For now, though, I was struck immediately upon reading in the second volume, just as everything is falling apart, that Maxine is onto something. I can’t quote because I don’t have the books with me at work, believe it or not, but Buddy and Ellen are busy. Maxine interrupts, holding her toy, with something like, “Daddy, Gorilla Murphy wants to tell you a secret!” I’m afraid I’ve got Gorilla M.’s last name wrong, but that’s not the point. Daddy has no time for this and shoos Maxine away, and Gorilla M. stays in the background until the very end of the very last issue, at which point Cliff is tossing him to the dog and Maxine complains.

Since so much is metanarrative, it’s possible the “secret” line is just a parody of the amazing wisdom of children trope, but I think there might be more to it. What would Gorilla M. have said? Would he perhaps have had a message from Grant Morrison? Could his secret have averted what happened after he was ignored? And why is he there at the end, because he still knows the truth? Or would his be a message of redemption?

I’m inclined to see his presence (and how do I know he’s a “he”? I don’t think there is textual support, but I’m unwavering) as a subversion of happy endings.

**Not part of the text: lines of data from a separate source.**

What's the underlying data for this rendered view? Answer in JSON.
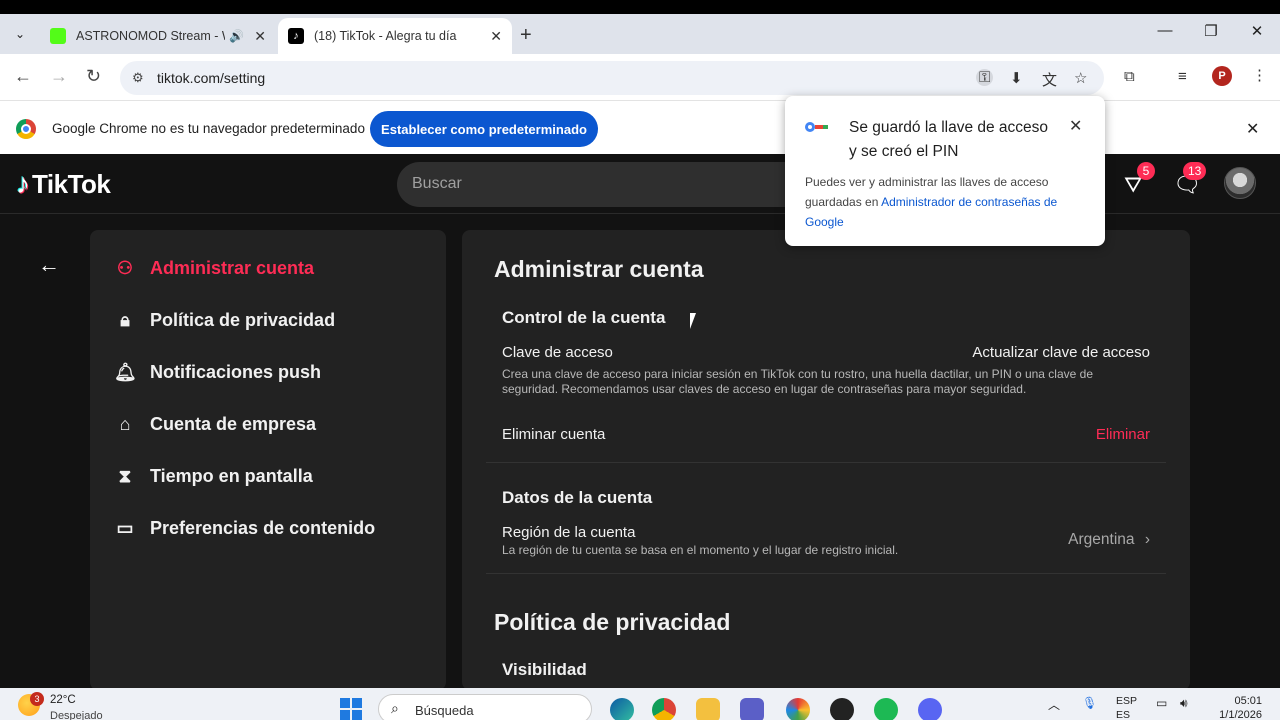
{
  "browser": {
    "tabs": [
      {
        "title": "ASTRONOMOD Stream - W",
        "favicon_color": "#53fc18"
      },
      {
        "title": "(18) TikTok - Alegra tu día",
        "favicon_color": "#000000"
      }
    ],
    "url": "tiktok.com/setting",
    "profile_initial": "P"
  },
  "infobar": {
    "message": "Google Chrome no es tu navegador predeterminado",
    "button": "Establecer como predeterminado"
  },
  "popup": {
    "title": "Se guardó la llave de acceso y se creó el PIN",
    "body": "Puedes ver y administrar las llaves de acceso guardadas en ",
    "link": "Administrador de contraseñas de Google"
  },
  "header": {
    "logo": "TikTok",
    "search_placeholder": "Buscar",
    "inbox_badge": "5",
    "messages_badge": "13"
  },
  "sidebar": {
    "items": [
      {
        "label": "Administrar cuenta",
        "icon": "person-icon",
        "active": true
      },
      {
        "label": "Política de privacidad",
        "icon": "lock-icon",
        "active": false
      },
      {
        "label": "Notificaciones push",
        "icon": "bell-icon",
        "active": false
      },
      {
        "label": "Cuenta de empresa",
        "icon": "store-icon",
        "active": false
      },
      {
        "label": "Tiempo en pantalla",
        "icon": "hourglass-icon",
        "active": false
      },
      {
        "label": "Preferencias de contenido",
        "icon": "video-icon",
        "active": false
      }
    ]
  },
  "content": {
    "title": "Administrar cuenta",
    "control": {
      "heading": "Control de la cuenta",
      "passkey_label": "Clave de acceso",
      "passkey_action": "Actualizar clave de acceso",
      "passkey_desc": "Crea una clave de acceso para iniciar sesión en TikTok con tu rostro, una huella dactilar, un PIN o una clave de seguridad. Recomendamos usar claves de acceso en lugar de contraseñas para mayor seguridad.",
      "delete_label": "Eliminar cuenta",
      "delete_action": "Eliminar"
    },
    "data": {
      "heading": "Datos de la cuenta",
      "region_label": "Región de la cuenta",
      "region_desc": "La región de tu cuenta se basa en el momento y el lugar de registro inicial.",
      "region_value": "Argentina"
    },
    "privacy": {
      "title": "Política de privacidad",
      "visibility": "Visibilidad"
    }
  },
  "taskbar": {
    "weather_badge": "3",
    "temp": "22°C",
    "weather": "Despejado",
    "search": "Búsqueda",
    "lang_top": "ESP",
    "lang_bottom": "ES",
    "time": "05:01",
    "date": "1/1/2026"
  }
}
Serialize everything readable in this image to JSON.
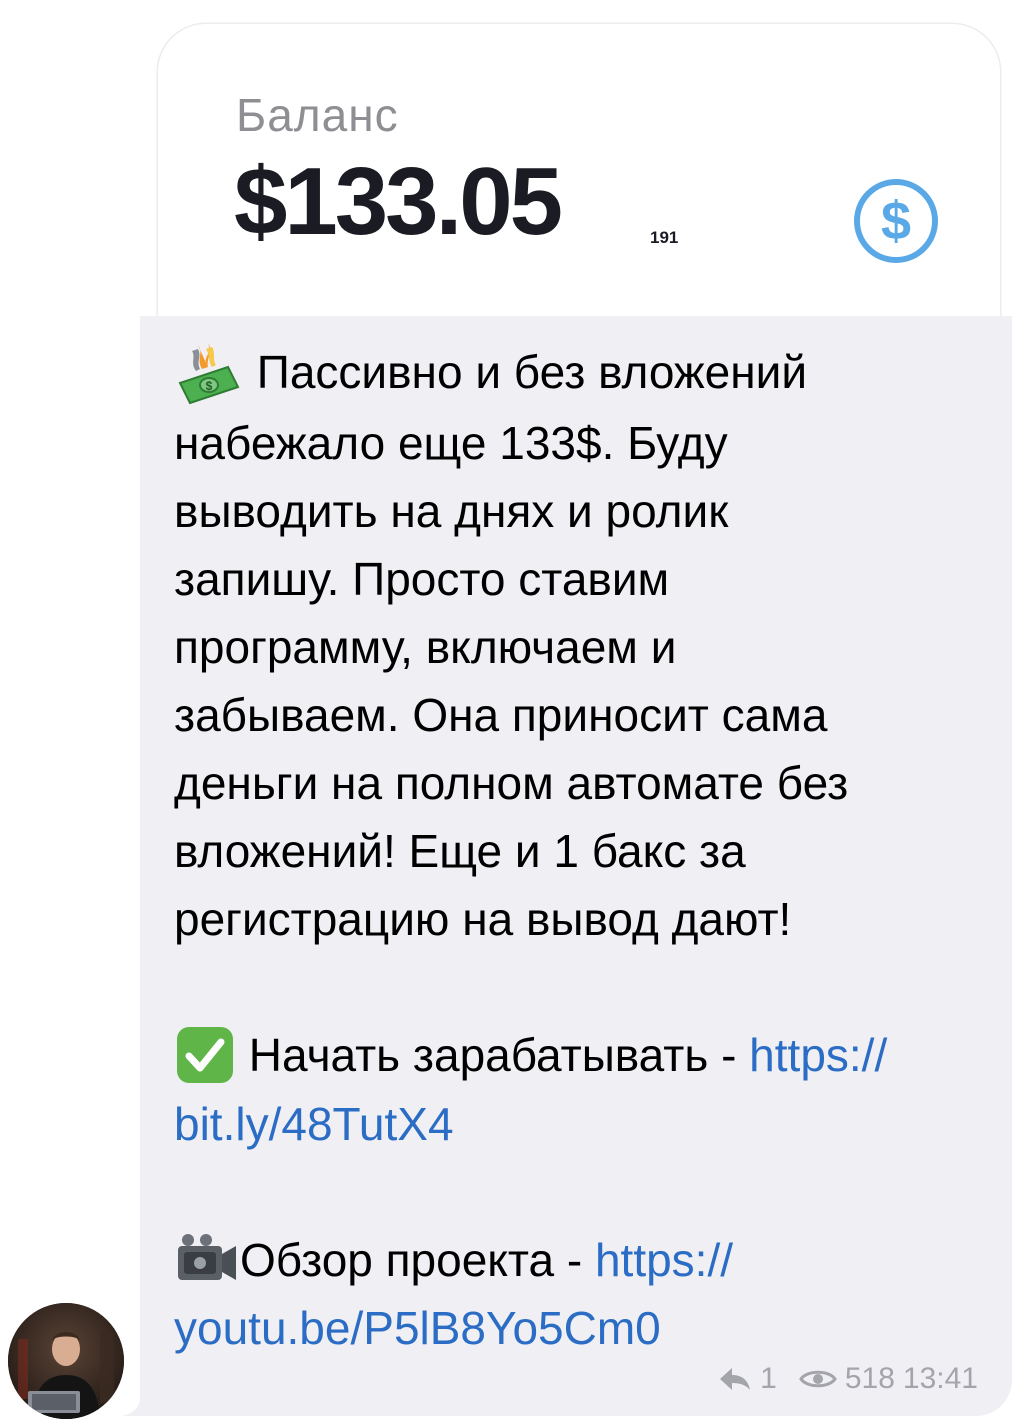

Secret messages from outside the story can still creep in. Cliff didn’t succeed in feeding him to the dog, wiping him out. The secret is there and will eventually get out. Just not in this story.


  1. David Fiore says:

    I can’t wait to see what you come up with Rose!

    Personally, I could’ve gone on for a few more weeks on this series, but it might’ve gotten ridiculous.

    I’m intrigued by your Gender(ed) Roles = Slaughter equation–that whole “us vs. them” attitude espoused by the hunting-party members is a key to setting the tone of the series, I think…

    Also–I’ve been thinking a lot about the way that Morrison sets up a link between animal research and animal sacrifice… it’s kind of obvious, but interesting nontheless, don’t you think? We bring animals to the Science-God’s altar, in the hopes of being delivered from Cancer/perfume-rashes… This works even better if you believe (as I do only fitfully, but Morrison almost certainly does!) that the men in lab coats are the new high priests…


    — 19 February 2004 at 8:25 pm (Permalink)

  2. Rose says:

    Well, I figured you’ve got overviews and a lot of the themes covered, so I was planning to work more from the ground up.

    I don’t know about the gendered nature of slaughter. I was thinking of those two as separate topics, but I think there are a lot of examples of white men feeling oppressed. And the only woman I can think of who’s involved in slaughter is the counterexample, Ellen and the kittens, since Ellen’s role is passive. Well, and there’s that odd Africa sequence…. More on this later, of course. But it’s interesting that most of the battles over animal rights are fought between white male hunters/scientists and white male activists. I don’t know why!

    — 19 February 2004 at 8:45 pm (Permalink)